When I say “Accordion” your first association may be the musical instrument. But here we are talking about a simple, display-oriented (no built in feedback) H5P content type that has potential use in Pressbooks.
In the H5P Kitchen project work so far, we have seen use of these for end of chapter review of terminology, but also as a quick knowledge check where a question is presented in a form where the reader is asked to think about their response for toggling open an explanation.
Accordions can have a place in creating practice activities, often in the context of other content, text or H5P. They are like drawers of content that can be opened and closed.
One issue that might come up is in the exported versions of Pressbooks content, as H5P are not rendered but replaced with a link to view them online. So the accordion music goes silent in non web-based version.
Also note that the H5P Accordion can display formatted text plus lists, quotes, but no media. e.g. images.
There is an alternative that uses standard HTML tags that are also accessible and can appear in exports. Meet the use of the <details> disclosure tags playing here the part of an Accordion.
What Are Accordions For?(show/hide)
The H5P documentation spells it out nicely:
Reduce the amount of text presented to readers by using this responsive accordion. Readers decide which headlines to take a closer look at by expanding the title. Excellent for providing an overview with optional in-depth explanations.
You can see that this might be effective to reduce long lists of information, references, or breaking content into sections more like a miniature outline. Or even to present a question for a learner to consider before revealing a suggested response.
In this case, an Accordion is used just demonstrate itself.
Foot Stomping Music(show/hide)
Well, that was silly. It would be useful maybe if one could include images here, but alas not in H5P.
But we can here!
Something Extra Sneaky!(show/hide)
Were you expecting that?
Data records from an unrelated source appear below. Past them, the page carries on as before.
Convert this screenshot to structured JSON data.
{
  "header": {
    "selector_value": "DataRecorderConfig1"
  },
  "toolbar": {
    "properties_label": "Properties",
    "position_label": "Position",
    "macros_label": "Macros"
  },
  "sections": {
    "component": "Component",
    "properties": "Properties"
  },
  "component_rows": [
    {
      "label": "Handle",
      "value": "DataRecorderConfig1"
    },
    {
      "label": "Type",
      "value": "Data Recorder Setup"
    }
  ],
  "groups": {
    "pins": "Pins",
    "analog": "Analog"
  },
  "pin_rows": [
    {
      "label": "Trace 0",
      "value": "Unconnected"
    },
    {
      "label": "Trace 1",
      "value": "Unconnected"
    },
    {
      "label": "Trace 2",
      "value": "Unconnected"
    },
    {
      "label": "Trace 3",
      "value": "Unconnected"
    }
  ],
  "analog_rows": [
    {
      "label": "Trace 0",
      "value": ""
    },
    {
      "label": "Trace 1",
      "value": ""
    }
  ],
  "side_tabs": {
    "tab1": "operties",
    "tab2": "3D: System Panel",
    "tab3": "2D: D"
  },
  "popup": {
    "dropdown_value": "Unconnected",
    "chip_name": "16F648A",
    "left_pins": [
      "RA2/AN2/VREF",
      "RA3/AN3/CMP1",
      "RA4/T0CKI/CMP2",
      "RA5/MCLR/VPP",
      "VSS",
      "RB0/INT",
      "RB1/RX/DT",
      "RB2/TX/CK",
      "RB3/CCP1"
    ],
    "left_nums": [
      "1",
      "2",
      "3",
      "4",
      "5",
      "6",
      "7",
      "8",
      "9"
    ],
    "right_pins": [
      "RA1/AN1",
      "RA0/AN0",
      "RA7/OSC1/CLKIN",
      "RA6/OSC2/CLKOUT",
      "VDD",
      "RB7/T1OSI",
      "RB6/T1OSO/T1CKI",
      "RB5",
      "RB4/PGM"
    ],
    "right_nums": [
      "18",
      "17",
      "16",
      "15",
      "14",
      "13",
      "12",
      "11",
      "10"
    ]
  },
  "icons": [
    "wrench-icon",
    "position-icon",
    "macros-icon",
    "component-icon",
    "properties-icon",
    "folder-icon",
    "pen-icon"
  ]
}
Have we reached some form of H5P Inception?
This all came about from a request for something different.
Several responses later, Steel Wagstaff (our friendly Pressbooks connection) chimed in with this suggestion.
Have you considered the good old <details> HTML element? https://t.co/bDz6r8vhdn No JS needed, is fairly accessible (see https://t.co/BEtRLSIyEW), and works well in exports. What’s not to like? ?— Steel Wagstaff (@steelwagstaff) March 11, 2021
I thought I knew much about HTML but this structure was brand new to me!
It does require that you flip your Pressbooks editor to the HTML mode, and enter content between a tag structure like this (see more information about the HTML tags):
<details><br><summary>Title that appears on screen</summary><br>This is everything that appears when the accordion/disclosure is opened.<br></details>
It’s not without issues. The appearance is not quite the same in different browsers. For Chrome and Safari, you automatically get a side pointing triangle for the summary text that turns downward when the drawer is open. This does not appear in Firefox (and perhaps other browsers). Also, the summary is technically a clickable object, but the cursor remains a cross hair when positioned over it. Both parts look not all that different from the body text, except for a highlight box around the summary tags
My examples here have made use of custom CSS to change background colors, change the cursor for summary to a pointer, and a little trick to format anything inside the <em>…</em> tags within a summary (e.g. “show/hide”) to be right aligned and smaller font.
These styles could be modified if they do not work for you. This is where the styles listed above can be inserted.
- Pressbooks: Go to Appearance -> Custom Styles and paste the CSS styles into the space for “Web Styles”
- WordPress: Go to Customize -> Custom CSS and paste in the CSS styles
I have seen other approaches. For example in the OER By Discipline textbook section on sources for open media, long lists of content are nicely collapsed, shown here in a 3 screen animated GIF. The plus sign indicates something to open, and the minus sign to close again.
For a detailed treatment of not only how to create these but also a thorough treatment of how it meets accessibility, see Collapsible Sections from the Inclusive Components site.
This is maybe a lot of detail for a simple thing to flip content drawers open and close, but we want our H5P kitchen visitors to know what’s in the cabinet and some consideration for choosing between approaches. We also would love to learn of more creative ways to use simple H5P content types like the Accordion. It’s often not just within the tool itself, but as we saw in the Vital Signs project, how different tools can be pieced together or how the context around the H5P can generate some deeply interactive Pressbooks dining experiences.
What might you use these for?
Image Credit: Unsplash photo by Maksym Kaharlytskyi
Thanks for this – I just used details/summary in a project mockup. Perfect. Thanks for thinking out loud and showing your work!
That’s great! And I am rather embarrassed that this was new HTML to me.